Workers will soon be able to tell if their employer is monitoring their work smartphone and employers should consider reviewing their monitoring and privacy policies ahead of this change, according to employment law specialists at Shakespeare Martineau.
A smartphone update, which is expected to be released by Apple later this month known as iOS 9.3, will make it easier for employees to find out if their employer is monitoring their communications or other activities by supervising their work iPhone. Users will receive a message on their iPhone lock screen and on the ‘about’ page in settings stating that ‘this iPhone is managed by your organisation’.
Bringing the matter out into the open, the update could disrupt workplace morale unless employers pre-empt it by reminding employees about any relevant monitoring and privacy policies. Some employers currently choose to include clauses written into employment contracts which permit them to monitor employee communications and other activities via their work phones and other mobile devices, as and when they wish. However, even if a business’ contract of employment does not provide this consent, it is best practice to have a clear policy in place and to ensure it is shared with employees regularly.
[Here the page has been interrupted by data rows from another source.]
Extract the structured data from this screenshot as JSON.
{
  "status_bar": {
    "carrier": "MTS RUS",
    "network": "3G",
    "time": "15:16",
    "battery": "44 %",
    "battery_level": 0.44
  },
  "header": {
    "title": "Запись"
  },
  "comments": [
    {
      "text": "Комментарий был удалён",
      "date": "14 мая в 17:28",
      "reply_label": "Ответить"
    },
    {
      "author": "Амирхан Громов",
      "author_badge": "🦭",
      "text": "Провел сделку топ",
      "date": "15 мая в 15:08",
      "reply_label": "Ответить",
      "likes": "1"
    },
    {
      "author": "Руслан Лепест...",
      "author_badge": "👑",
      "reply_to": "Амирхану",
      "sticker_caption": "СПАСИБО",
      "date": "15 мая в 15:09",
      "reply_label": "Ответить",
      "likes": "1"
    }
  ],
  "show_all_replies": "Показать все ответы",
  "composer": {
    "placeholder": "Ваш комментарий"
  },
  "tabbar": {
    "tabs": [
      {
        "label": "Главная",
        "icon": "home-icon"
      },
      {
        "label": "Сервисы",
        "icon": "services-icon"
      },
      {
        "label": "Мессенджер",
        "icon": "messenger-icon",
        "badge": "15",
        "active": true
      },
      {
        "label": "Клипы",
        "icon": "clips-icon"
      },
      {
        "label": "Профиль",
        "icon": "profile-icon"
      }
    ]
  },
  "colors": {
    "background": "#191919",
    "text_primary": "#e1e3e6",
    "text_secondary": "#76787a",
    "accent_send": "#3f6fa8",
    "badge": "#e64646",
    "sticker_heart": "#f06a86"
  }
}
Aye Limbin Glassey, employment law partner at Shakespeare Martineau, says: “The update could unsettle some employees by making it clear whether their iPhone is being monitored by their employer or not. Some employees could become disgruntled if they find out their work iPhone is being monitored, while a colleague’s is not. Workers may not be aware that, under current law, employers are permitted to monitor their text and phone messages, as well as their internet use and email in some specific circumstances. For example, monitoring is allowed if employers have reason to believe that an employee is doing something which mayinclude criminal activity, or in the interests of national security. However, if an employee’s communications are being monitored for quality or business continuity reasons, the law states that they should be warned in advance that this might happen.
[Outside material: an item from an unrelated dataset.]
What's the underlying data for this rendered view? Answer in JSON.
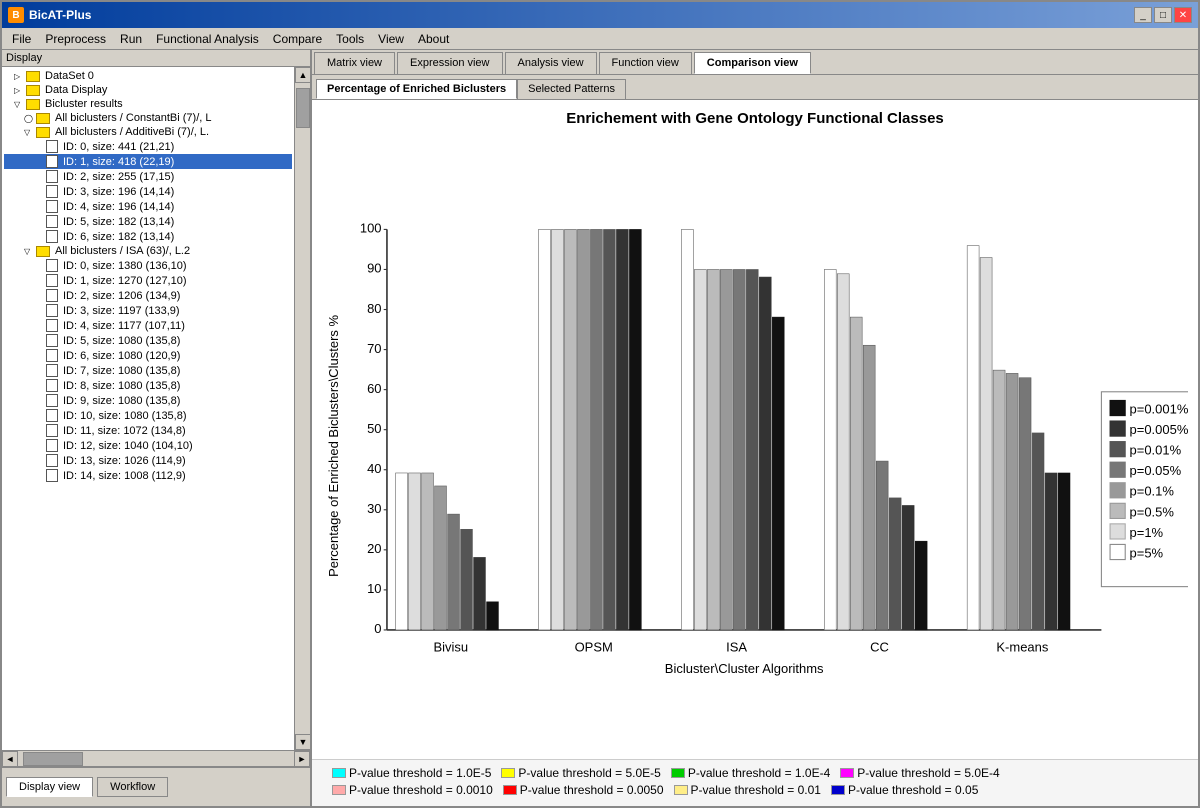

“Such activity could lead to workplace disputes, particularly if employers are unable to demonstrate that the criteria used to select which phones are monitored at any one time is not discriminatory and does not go beyond what is permitted by current legislation. Privacy is a sensitive area for many people and employers need to manage the changes with care.” While the release of the update will raise awareness among workers that their work phones and other mobile devices are being monitored, workplace policies in this area are unlikely to change. Aye Limbin Glassey explains:
“As long as monitoring and privacy policies are in place and are being communicated regularly, or if both parties have consented, employers will not need to change much. However, some may feel that the subject of privacy needs to be addressed with greater transparency.” It is possible that some employees may try to block any monitoring that they consider intrusive. However, they may not be aware that doing so could be grounds for disciplinary action under the terms of their employment contract. There was a case last year where an employee was sacked after removing a GPS tracking app from her phone.
Aye Limbin Glassey concludes: “Workplace privacy is in the spotlight at the moment and employers need to take extra care to ensure that their policies are up to date and have been communicated to all workers clearly and openly. Ideally, these guidelines should link back to other employment measures, such as anti-discrimination and disciplinary policies, so that employees are fully aware of what constitutes inappropriate communication or device use, and the consequences of such actions.”